■ ENTRIES SUPPLIED ■
+ + + +
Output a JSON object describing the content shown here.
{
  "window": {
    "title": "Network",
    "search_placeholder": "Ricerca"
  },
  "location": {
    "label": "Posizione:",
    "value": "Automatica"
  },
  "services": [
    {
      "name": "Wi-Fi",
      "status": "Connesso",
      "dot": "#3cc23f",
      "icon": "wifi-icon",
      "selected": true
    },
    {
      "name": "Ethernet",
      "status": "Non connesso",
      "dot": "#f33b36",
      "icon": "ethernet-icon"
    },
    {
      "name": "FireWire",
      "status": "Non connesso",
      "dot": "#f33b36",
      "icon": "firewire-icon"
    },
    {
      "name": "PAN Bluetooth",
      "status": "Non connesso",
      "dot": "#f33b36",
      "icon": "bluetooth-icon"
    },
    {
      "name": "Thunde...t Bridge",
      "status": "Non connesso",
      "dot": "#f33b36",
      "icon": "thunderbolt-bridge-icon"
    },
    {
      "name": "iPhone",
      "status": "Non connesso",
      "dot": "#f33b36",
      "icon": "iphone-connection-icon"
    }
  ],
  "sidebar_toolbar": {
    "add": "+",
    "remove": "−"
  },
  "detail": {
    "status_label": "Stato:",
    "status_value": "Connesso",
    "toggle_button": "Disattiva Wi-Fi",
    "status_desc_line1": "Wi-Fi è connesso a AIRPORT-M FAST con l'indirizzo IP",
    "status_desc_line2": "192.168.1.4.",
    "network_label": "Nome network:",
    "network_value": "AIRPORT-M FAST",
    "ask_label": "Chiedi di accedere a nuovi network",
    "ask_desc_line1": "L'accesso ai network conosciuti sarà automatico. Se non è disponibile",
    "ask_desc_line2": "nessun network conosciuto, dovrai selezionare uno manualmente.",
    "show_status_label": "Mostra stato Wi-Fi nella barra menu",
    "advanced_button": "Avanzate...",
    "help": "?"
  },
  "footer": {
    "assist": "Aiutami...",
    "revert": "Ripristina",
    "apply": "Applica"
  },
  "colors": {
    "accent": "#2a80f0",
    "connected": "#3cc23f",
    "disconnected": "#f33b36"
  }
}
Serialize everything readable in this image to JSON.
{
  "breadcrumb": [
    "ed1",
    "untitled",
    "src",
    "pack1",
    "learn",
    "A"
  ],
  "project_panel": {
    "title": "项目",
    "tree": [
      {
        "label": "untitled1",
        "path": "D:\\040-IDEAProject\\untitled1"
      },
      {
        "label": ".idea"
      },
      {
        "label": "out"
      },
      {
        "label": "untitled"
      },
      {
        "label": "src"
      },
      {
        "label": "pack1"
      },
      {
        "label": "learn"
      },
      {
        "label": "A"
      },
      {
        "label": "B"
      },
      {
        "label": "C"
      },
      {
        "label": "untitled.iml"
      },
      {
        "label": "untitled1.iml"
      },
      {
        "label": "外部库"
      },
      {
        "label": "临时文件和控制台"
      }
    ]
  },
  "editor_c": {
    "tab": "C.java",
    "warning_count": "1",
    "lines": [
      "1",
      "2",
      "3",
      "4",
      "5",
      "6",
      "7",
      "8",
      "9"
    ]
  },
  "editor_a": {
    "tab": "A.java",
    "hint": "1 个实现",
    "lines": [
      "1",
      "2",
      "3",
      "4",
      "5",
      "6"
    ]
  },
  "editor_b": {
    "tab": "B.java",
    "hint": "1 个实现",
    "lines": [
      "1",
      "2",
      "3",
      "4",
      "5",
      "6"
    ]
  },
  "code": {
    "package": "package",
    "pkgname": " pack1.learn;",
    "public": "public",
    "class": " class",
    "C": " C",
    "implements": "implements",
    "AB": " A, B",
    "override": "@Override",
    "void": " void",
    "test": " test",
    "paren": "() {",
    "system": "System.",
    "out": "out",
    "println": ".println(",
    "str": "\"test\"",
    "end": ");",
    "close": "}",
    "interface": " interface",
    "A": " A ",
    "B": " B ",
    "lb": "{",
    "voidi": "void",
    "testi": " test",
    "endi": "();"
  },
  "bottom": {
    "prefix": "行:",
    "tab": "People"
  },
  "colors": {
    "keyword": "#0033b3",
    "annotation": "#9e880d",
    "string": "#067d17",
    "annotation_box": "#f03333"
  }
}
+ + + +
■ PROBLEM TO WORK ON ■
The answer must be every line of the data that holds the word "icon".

■ FINISHED TASK ■
      "icon": "wifi-icon",
      "icon": "ethernet-icon"
      "icon": "firewire-icon"
      "icon": "bluetooth-icon"
      "icon": "thunderbolt-bridge-icon"
      "icon": "iphone-connection-icon"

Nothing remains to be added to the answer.